Bottom Line: However, long-term use of these drugs causes unwanted side effects, which limits their implication.The present study synthesized a novel NIT nitroxide radical with salicylic acid framework (SANR) to provide synergistic effect of both antioxidation and antiinflammation.Furthermore, SANR-induced behavioral analgesia is found to be mediated, at least in partial, by a reduction of ectopic spontaneous discharges in injured DRG neurons.

View Article: PubMed Central - PubMed

Affiliation: Institute of Neuroscience, Fourth Military Medical University, Xi'an 710032, China.

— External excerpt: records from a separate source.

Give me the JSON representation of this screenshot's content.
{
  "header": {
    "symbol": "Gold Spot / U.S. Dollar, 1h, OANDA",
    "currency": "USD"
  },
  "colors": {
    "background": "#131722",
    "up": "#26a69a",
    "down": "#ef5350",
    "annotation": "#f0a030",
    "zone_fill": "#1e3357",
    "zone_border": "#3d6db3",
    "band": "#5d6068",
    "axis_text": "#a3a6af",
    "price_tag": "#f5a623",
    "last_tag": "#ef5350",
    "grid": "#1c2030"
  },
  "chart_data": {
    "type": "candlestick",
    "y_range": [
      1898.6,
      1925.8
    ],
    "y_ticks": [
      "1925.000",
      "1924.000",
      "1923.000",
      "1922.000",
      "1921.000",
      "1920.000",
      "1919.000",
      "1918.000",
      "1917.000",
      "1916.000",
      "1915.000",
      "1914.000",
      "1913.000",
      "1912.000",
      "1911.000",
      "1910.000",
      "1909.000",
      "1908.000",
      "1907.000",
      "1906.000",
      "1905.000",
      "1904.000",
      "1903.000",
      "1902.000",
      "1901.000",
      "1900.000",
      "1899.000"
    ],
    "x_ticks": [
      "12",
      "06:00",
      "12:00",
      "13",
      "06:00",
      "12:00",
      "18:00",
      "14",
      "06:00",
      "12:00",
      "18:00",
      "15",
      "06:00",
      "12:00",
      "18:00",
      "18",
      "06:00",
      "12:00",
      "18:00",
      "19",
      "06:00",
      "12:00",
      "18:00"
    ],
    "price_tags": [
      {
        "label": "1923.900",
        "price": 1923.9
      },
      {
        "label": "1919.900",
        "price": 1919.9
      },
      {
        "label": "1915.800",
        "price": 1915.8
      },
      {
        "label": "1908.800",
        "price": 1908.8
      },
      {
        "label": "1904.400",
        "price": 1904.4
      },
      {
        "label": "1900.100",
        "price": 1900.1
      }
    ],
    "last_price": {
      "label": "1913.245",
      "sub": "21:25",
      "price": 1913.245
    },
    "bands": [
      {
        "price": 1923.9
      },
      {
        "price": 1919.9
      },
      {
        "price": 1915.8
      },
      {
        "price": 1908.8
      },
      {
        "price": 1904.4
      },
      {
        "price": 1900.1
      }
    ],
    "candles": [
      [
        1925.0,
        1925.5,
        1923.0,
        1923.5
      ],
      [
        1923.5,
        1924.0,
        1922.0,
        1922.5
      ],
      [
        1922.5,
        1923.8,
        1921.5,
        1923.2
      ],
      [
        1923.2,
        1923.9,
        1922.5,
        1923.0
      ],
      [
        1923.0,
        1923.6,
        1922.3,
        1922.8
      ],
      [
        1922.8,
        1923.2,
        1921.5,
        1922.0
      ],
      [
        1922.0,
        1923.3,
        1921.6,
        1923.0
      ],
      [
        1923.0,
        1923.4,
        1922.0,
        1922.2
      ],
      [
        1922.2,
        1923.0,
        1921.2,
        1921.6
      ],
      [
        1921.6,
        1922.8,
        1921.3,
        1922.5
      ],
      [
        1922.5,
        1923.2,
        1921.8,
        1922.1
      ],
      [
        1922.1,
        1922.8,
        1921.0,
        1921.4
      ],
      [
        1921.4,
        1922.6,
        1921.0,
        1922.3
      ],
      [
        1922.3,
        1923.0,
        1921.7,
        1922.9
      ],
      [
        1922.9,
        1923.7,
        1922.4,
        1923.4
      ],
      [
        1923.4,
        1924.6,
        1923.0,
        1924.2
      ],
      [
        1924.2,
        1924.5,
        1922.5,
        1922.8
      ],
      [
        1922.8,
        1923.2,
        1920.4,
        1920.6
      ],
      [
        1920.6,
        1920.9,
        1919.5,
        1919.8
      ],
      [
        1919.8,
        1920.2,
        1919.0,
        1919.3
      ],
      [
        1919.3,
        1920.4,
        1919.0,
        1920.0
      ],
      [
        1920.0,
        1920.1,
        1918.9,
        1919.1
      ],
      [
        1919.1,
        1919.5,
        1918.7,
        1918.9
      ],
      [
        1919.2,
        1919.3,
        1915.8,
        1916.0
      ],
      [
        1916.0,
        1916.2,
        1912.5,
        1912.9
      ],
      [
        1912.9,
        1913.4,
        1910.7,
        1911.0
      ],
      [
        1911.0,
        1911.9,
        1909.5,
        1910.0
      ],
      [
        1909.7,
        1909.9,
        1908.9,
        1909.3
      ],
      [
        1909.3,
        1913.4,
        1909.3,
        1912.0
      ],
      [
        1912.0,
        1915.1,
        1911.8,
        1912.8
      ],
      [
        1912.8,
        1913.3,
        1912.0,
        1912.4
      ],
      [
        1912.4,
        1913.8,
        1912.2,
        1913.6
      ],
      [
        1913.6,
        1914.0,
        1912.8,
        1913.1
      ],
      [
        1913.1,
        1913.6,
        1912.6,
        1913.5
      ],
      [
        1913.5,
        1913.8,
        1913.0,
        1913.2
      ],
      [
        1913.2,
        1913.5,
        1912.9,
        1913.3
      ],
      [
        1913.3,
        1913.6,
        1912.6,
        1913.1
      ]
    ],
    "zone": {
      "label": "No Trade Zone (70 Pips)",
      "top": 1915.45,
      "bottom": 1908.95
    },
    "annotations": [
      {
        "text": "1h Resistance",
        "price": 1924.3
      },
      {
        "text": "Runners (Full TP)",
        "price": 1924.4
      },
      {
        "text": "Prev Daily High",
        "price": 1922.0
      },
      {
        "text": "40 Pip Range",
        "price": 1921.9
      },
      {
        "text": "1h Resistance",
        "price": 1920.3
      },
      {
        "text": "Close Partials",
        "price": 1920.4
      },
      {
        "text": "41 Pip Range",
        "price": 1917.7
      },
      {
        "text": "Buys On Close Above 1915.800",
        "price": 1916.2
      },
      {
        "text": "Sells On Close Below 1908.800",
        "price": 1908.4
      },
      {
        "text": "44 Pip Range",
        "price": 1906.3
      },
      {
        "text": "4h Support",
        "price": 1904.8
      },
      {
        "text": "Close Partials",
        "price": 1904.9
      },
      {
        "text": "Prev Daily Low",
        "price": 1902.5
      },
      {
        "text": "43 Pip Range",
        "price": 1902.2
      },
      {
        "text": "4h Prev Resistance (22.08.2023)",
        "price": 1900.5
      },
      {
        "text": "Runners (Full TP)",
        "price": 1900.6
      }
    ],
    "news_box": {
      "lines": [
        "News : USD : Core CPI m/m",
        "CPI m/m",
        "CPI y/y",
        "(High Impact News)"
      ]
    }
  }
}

ABSTRACT
Evidence has accumulated that reactive oxygen species and inflammation play crucial roles in the development of chronic pain, including radicular low back pain. Nonsteroid anti-inflammatory drugs (NSAIDs), for example, salicylic acid, aspirin, provided analgesic effects in various types of pain. However, long-term use of these drugs causes unwanted side effects, which limits their implication. Stable nitronyl (NIT) nitroxide radicals have been extensively studied as a unique and interesting class of new antioxidants for protection against oxidative damage. The present study synthesized a novel NIT nitroxide radical with salicylic acid framework (SANR) to provide synergistic effect of both antioxidation and antiinflammation. We demonstrated for the first time that both acute and repeated SANR treatment exerted dramatic analgesic effect in radicular low back pain mimicked by chronic compression of dorsal root ganglion in rats. This analgesic potency was more potent than that produced by classical NSAIDs aspirin and traditional nitroxide radical Tempol alone. Furthermore, SANR-induced behavioral analgesia is found to be mediated, at least in partial, by a reduction of ectopic spontaneous discharges in injured DRG neurons. Therefore, the synthesized NIT nitroxide radical coupling with salicylic acid framework may represent a novel potential therapeutic candidate for treatment of chronic pain, including radicular low back pain.

Show MeSH
Related in: MedlinePlus